“The BLM, which manages 245 million acres of public lands and 700 million acres of mineral estate, is an engine of economic activity,” said BLM Director Bob Abbey, who joined the Secretary by phone. “It raises more revenue each year for American taxpayers than it spends and helps stimulate investment and innovation by businesses.”
Salazar said the mineral-related contributions to the economy from BLM-managed resources are expected to increase in 2011, with 33 oil and gas lease sales scheduled and more than 7,200 applications-for-permit-to-drill on public lands and Indian lands expected to be processed – up from approximately 5,000 in 2010.
“In addition, we are already seeing significant benefits from the President's initiative to increase renewable energy development that will help secure America's long-term prosperity and help reduce our dependence on foreign oil,” Salazar said.
In 2010, the production of geothermal and wind energy on BLM-managed lands contributed more than $361 million to the nation's economy. Secretary Salazar also noted that with several important solar projects poised for development, the economic and social benefits from the Administration's historic investment in clean energy will increase considerably and provide much-needed diversity in the America's long-term energy portfolio.
Director Abbey also highlighted the economic benefits of the diverse recreational opportunities afforded by BLM public lands. In 2010, more than 58 million recreation-related visits were made to BLM-managed lands and water. These visits provided a nationwide economic benefit of $7.4 billion dollars.
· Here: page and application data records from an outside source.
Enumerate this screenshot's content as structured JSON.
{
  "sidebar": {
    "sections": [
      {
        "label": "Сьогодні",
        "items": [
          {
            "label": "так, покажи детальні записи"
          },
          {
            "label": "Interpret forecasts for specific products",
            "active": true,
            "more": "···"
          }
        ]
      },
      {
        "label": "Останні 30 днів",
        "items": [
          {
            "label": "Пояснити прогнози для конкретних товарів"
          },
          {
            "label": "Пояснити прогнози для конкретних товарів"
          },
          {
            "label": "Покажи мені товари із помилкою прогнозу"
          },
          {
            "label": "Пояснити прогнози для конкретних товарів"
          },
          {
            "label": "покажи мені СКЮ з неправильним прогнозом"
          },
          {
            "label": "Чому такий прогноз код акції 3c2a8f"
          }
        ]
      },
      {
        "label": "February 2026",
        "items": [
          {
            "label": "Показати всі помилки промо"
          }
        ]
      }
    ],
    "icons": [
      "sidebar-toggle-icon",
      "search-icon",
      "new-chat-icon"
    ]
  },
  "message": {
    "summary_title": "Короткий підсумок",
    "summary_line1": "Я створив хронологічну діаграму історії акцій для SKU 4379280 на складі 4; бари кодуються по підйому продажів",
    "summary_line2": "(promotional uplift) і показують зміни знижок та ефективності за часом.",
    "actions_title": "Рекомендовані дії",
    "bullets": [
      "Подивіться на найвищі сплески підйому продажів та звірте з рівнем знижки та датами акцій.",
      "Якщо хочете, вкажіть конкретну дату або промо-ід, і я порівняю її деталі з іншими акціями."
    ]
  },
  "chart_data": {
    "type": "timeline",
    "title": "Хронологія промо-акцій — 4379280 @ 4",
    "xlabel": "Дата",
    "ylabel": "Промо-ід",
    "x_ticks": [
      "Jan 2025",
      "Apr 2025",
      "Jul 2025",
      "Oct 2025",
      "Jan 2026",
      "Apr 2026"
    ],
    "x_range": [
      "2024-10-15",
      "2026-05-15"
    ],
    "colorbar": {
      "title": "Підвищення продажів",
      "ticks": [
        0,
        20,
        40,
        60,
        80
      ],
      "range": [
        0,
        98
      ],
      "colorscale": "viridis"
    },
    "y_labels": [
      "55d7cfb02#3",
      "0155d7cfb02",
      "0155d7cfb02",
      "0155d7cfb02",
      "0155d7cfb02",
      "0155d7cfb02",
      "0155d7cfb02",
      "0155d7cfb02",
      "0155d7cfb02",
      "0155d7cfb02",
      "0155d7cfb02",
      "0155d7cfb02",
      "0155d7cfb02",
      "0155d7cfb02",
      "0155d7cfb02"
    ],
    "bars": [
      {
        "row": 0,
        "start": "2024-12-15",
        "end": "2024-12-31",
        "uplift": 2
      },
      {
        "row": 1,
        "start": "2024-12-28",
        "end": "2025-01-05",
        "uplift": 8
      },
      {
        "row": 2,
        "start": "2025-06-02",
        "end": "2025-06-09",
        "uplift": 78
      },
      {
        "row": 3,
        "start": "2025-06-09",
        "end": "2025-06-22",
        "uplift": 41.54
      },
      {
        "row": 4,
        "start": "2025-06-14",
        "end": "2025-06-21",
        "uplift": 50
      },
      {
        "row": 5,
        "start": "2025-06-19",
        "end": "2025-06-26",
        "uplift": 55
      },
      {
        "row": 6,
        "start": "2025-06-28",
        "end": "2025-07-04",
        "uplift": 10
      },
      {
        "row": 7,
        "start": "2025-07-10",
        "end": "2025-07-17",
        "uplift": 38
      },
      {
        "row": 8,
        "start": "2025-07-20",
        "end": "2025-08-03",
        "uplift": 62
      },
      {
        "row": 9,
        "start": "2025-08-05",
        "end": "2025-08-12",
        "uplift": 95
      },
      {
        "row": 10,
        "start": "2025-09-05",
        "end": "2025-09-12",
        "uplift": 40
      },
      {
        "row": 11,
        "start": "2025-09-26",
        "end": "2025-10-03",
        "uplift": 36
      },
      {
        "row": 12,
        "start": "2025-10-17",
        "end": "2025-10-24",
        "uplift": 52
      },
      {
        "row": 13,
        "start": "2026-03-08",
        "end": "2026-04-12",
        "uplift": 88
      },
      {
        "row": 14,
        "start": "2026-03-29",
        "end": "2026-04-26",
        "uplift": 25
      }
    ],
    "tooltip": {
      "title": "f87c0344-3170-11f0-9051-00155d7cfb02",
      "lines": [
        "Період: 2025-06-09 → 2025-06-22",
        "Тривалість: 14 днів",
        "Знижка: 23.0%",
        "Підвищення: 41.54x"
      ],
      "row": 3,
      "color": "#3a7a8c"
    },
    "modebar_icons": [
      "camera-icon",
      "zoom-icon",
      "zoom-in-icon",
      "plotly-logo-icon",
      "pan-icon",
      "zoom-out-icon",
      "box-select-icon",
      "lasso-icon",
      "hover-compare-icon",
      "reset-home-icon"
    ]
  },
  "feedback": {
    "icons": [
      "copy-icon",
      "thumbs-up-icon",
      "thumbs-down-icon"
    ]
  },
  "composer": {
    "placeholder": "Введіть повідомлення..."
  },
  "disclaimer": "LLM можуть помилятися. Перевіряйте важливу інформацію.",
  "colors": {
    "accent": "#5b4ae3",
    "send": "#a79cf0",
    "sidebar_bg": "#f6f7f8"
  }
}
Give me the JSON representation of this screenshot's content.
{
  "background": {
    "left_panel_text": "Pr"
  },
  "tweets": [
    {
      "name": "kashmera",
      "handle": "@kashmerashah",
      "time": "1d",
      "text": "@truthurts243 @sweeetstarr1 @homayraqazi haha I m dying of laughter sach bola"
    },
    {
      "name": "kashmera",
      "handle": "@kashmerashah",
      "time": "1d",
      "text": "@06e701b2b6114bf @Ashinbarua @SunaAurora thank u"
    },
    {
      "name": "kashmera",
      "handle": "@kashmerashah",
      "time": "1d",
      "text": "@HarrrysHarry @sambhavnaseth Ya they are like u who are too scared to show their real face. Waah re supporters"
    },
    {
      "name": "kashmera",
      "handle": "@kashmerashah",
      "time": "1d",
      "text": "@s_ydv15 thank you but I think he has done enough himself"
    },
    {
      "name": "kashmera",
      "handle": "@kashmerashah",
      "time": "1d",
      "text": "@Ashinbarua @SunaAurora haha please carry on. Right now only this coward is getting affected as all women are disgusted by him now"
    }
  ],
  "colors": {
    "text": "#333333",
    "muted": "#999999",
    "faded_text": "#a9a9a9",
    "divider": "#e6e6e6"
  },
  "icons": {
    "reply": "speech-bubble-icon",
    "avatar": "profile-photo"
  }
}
“Not only do these public lands generate revenue and jobs through development of important mineral resources such as oil and gas, timber, and grazing, they are increasingly yielding significant economic benefits from recreation, natural and cultural resources, and conservation of important wildlife and plant habitats,” Abbey said.
The BLM has produced a fact sheet titled "The BLM: A Sound Investment for America," which provides a state-by-state breakdown of economic impacts of activities on BLM-managed land. The national numbers will differ from any total of individual state impacts, because the national model incorporates impacts that cross state borders. This is especially significant in the oil and gas industry, where the complex, interstate supply chain provides a much greater impact than the compilation of state numbers might imply. The fact sheet is available at
The BLM manages more land – over 245 million acres -- than any other federal agency. This land, known as the National System of Public Lands, is primarily located in 12 Western states, including Alaska. The Bureau, with a budget of about $1 billion, also administers 700 million acres of sub-surface mineral estate throughout the nation. The BLM's multiple-use mission is to sustain the health and productivity of the public lands for the use and enjoyment of present and future generations. The Bureau accomplishes this by managing such activities as outdoor recreation, livestock grazing, mineral development, and energy production, and by conserving natural, historical, cultural, and other resources on public lands.